[[ Data extract, beginning ]]
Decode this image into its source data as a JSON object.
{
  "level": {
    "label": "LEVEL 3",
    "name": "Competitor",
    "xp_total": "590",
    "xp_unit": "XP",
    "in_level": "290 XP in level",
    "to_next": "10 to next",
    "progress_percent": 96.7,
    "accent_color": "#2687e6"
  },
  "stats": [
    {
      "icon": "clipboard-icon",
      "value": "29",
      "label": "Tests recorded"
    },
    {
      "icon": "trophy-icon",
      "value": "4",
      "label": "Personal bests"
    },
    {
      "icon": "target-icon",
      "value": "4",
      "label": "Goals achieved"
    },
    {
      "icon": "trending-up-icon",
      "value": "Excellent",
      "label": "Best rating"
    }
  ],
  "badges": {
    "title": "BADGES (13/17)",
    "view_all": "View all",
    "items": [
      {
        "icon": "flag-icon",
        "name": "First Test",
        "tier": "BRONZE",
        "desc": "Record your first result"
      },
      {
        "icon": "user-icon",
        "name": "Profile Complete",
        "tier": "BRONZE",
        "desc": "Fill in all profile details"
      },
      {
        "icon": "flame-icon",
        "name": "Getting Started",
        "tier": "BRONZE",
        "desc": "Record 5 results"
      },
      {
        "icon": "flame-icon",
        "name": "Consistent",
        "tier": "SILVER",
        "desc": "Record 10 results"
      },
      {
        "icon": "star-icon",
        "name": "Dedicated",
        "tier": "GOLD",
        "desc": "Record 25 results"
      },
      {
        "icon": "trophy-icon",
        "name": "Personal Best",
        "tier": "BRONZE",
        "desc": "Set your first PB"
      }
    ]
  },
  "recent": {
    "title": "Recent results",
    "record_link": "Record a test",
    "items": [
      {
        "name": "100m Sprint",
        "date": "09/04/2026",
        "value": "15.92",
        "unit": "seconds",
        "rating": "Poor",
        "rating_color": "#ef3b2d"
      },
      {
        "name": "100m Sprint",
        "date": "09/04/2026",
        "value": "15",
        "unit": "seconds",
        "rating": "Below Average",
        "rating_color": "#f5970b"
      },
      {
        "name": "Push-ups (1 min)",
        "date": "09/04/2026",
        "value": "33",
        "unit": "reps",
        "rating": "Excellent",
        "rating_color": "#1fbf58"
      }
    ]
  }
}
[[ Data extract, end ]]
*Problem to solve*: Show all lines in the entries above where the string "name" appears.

*Output*:
    "name": "Competitor",
        "name": "First Test",
        "name": "Profile Complete",
        "name": "Getting Started",
        "name": "Consistent",
        "name": "Dedicated",
        "name": "Personal Best",
        "name": "100m Sprint",
        "name": "100m Sprint",
        "name": "Push-ups (1 min)",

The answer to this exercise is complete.